__What the task requires__. Pick out and copy every line below that has the word "folder".

[Collected data entries]
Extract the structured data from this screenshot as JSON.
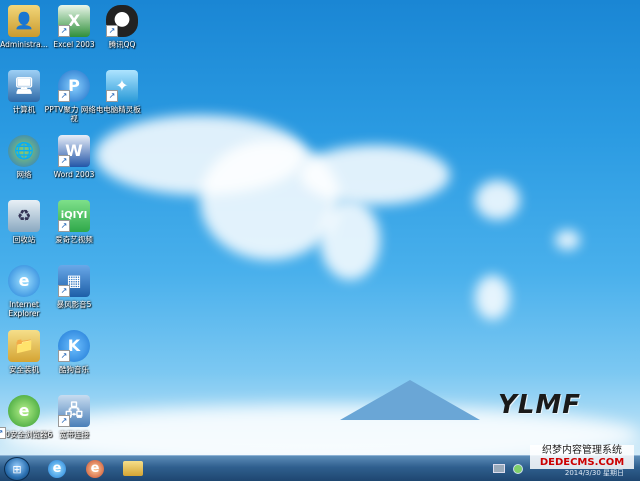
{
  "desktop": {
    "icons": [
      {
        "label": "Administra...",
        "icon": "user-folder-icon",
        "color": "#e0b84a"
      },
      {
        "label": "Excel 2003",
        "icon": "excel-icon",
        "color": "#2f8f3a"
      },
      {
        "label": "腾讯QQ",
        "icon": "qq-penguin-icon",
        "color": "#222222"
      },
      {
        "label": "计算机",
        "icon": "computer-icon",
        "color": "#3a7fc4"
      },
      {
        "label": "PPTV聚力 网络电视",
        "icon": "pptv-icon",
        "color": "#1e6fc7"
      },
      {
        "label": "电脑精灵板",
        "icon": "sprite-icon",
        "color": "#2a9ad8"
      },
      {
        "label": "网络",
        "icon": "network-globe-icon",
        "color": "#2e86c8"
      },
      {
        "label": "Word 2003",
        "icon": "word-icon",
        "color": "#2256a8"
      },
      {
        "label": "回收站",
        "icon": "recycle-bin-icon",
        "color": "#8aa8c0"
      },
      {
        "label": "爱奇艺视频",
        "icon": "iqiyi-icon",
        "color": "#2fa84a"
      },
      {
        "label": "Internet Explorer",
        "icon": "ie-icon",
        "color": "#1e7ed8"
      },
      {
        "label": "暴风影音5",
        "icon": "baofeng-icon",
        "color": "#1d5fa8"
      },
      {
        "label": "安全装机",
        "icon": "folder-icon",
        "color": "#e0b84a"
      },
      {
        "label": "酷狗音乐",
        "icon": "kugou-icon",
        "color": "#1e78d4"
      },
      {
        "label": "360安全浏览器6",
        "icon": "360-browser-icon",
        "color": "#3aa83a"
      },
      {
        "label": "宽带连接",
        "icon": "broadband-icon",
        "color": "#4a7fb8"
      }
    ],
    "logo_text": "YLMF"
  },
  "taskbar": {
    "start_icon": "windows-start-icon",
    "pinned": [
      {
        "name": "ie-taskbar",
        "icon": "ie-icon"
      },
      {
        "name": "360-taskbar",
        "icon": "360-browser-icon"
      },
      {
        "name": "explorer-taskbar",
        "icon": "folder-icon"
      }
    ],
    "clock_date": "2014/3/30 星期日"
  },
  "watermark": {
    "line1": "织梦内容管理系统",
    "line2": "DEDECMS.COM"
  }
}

__Solution to this exercise__.
        "icon": "user-folder-icon",
        "icon": "folder-icon",
        "icon": "folder-icon"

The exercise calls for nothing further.